**WHAT TO DO:** Working line by line, output the entries below exactly as they appear.

(SOURCE INFORMATION)

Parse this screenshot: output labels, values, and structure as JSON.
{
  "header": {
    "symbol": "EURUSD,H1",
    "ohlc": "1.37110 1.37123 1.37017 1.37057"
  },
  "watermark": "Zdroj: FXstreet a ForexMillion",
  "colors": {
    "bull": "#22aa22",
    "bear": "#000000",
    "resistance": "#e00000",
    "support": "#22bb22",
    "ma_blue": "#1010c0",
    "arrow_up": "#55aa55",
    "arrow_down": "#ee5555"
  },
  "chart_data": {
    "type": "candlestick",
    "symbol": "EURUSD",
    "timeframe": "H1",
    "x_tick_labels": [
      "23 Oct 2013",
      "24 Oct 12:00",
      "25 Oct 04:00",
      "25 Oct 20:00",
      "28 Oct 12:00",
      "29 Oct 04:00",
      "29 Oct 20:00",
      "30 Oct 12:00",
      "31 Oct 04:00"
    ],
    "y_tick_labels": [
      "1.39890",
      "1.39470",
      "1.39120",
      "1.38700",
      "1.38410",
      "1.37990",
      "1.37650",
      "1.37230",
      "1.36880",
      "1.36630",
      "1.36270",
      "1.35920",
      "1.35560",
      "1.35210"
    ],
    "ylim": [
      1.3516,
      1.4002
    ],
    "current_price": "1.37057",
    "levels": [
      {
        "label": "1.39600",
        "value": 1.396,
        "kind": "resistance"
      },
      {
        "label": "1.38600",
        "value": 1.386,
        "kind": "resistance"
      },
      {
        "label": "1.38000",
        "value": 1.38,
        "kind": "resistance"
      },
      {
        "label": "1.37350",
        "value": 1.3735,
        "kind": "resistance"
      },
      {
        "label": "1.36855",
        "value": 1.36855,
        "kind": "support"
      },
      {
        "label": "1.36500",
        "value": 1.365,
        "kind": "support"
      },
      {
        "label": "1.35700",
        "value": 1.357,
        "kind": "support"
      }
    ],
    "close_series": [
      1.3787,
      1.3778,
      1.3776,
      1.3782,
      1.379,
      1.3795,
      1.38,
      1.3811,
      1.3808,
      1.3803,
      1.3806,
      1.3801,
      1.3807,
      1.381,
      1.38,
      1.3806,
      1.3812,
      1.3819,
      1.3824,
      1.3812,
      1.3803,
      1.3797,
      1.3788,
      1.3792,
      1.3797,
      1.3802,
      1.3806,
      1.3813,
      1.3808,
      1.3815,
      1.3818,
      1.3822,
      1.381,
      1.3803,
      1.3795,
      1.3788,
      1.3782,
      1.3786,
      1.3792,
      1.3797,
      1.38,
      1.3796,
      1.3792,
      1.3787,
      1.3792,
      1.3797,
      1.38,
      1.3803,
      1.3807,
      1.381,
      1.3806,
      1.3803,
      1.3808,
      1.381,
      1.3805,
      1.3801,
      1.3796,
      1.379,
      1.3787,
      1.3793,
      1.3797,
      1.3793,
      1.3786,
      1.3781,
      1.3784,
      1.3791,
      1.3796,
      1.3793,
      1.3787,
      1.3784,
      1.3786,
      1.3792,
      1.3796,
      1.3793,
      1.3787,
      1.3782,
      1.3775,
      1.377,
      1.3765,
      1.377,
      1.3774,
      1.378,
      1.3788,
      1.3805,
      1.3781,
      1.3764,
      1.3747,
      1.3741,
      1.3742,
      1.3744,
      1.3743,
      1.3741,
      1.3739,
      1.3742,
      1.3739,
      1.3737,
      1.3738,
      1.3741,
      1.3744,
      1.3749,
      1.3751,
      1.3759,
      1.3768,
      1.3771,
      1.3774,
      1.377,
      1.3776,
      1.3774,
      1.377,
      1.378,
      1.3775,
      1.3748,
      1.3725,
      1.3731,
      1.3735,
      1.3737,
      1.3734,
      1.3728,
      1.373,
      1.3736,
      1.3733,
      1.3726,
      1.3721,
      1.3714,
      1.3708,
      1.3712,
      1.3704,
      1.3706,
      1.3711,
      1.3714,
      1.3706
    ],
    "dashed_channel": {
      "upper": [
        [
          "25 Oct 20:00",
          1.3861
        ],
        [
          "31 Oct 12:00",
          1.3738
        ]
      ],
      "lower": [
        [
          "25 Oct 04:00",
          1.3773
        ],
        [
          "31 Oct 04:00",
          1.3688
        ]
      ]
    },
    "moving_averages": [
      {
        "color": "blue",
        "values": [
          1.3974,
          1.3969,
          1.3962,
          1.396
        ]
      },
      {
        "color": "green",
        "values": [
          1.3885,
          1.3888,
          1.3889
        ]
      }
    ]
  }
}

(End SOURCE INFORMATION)

**ANSWER TO THE EXERCISE:**
Parse this screenshot: output labels, values, and structure as JSON.
{
  "header": {
    "symbol": "EURUSD,H1",
    "ohlc": "1.37110 1.37123 1.37017 1.37057"
  },
  "watermark": "Zdroj: FXstreet a ForexMillion",
  "colors": {
    "bull": "#22aa22",
    "bear": "#000000",
    "resistance": "#e00000",
    "support": "#22bb22",
    "ma_blue": "#1010c0",
    "arrow_up": "#55aa55",
    "arrow_down": "#ee5555"
  },
  "chart_data": {
    "type": "candlestick",
    "symbol": "EURUSD",
    "timeframe": "H1",
    "x_tick_labels": [
      "23 Oct 2013",
      "24 Oct 12:00",
      "25 Oct 04:00",
      "25 Oct 20:00",
      "28 Oct 12:00",
      "29 Oct 04:00",
      "29 Oct 20:00",
      "30 Oct 12:00",
      "31 Oct 04:00"
    ],
    "y_tick_labels": [
      "1.39890",
      "1.39470",
      "1.39120",
      "1.38700",
      "1.38410",
      "1.37990",
      "1.37650",
      "1.37230",
      "1.36880",
      "1.36630",
      "1.36270",
      "1.35920",
      "1.35560",
      "1.35210"
    ],
    "ylim": [
      1.3516,
      1.4002
    ],
    "current_price": "1.37057",
    "levels": [
      {
        "label": "1.39600",
        "value": 1.396,
        "kind": "resistance"
      },
      {
        "label": "1.38600",
        "value": 1.386,
        "kind": "resistance"
      },
      {
        "label": "1.38000",
        "value": 1.38,
        "kind": "resistance"
      },
      {
        "label": "1.37350",
        "value": 1.3735,
        "kind": "resistance"
      },
      {
        "label": "1.36855",
        "value": 1.36855,
        "kind": "support"
      },
      {
        "label": "1.36500",
        "value": 1.365,
        "kind": "support"
      },
      {
        "label": "1.35700",
        "value": 1.357,
        "kind": "support"
      }
    ],
    "close_series": [
      1.3787,
      1.3778,
      1.3776,
      1.3782,
      1.379,
      1.3795,
      1.38,
      1.3811,
      1.3808,
      1.3803,
      1.3806,
      1.3801,
      1.3807,
      1.381,
      1.38,
      1.3806,
      1.3812,
      1.3819,
      1.3824,
      1.3812,
      1.3803,
      1.3797,
      1.3788,
      1.3792,
      1.3797,
      1.3802,
      1.3806,
      1.3813,
      1.3808,
      1.3815,
      1.3818,
      1.3822,
      1.381,
      1.3803,
      1.3795,
      1.3788,
      1.3782,
      1.3786,
      1.3792,
      1.3797,
      1.38,
      1.3796,
      1.3792,
      1.3787,
      1.3792,
      1.3797,
      1.38,
      1.3803,
      1.3807,
      1.381,
      1.3806,
      1.3803,
      1.3808,
      1.381,
      1.3805,
      1.3801,
      1.3796,
      1.379,
      1.3787,
      1.3793,
      1.3797,
      1.3793,
      1.3786,
      1.3781,
      1.3784,
      1.3791,
      1.3796,
      1.3793,
      1.3787,
      1.3784,
      1.3786,
      1.3792,
      1.3796,
      1.3793,
      1.3787,
      1.3782,
      1.3775,
      1.377,
      1.3765,
      1.377,
      1.3774,
      1.378,
      1.3788,
      1.3805,
      1.3781,
      1.3764,
      1.3747,
      1.3741,
      1.3742,
      1.3744,
      1.3743,
      1.3741,
      1.3739,
      1.3742,
      1.3739,
      1.3737,
      1.3738,
      1.3741,
      1.3744,
      1.3749,
      1.3751,
      1.3759,
      1.3768,
      1.3771,
      1.3774,
      1.377,
      1.3776,
      1.3774,
      1.377,
      1.378,
      1.3775,
      1.3748,
      1.3725,
      1.3731,
      1.3735,
      1.3737,
      1.3734,
      1.3728,
      1.373,
      1.3736,
      1.3733,
      1.3726,
      1.3721,
      1.3714,
      1.3708,
      1.3712,
      1.3704,
      1.3706,
      1.3711,
      1.3714,
      1.3706
    ],
    "dashed_channel": {
      "upper": [
        [
          "25 Oct 20:00",
          1.3861
        ],
        [
          "31 Oct 12:00",
          1.3738
        ]
      ],
      "lower": [
        [
          "25 Oct 04:00",
          1.3773
        ],
        [
          "31 Oct 04:00",
          1.3688
        ]
      ]
    },
    "moving_averages": [
      {
        "color": "blue",
        "values": [
          1.3974,
          1.3969,
          1.3962,
          1.396
        ]
      },
      {
        "color": "green",
        "values": [
          1.3885,
          1.3888,
          1.3889
        ]
      }
    ]
  }
}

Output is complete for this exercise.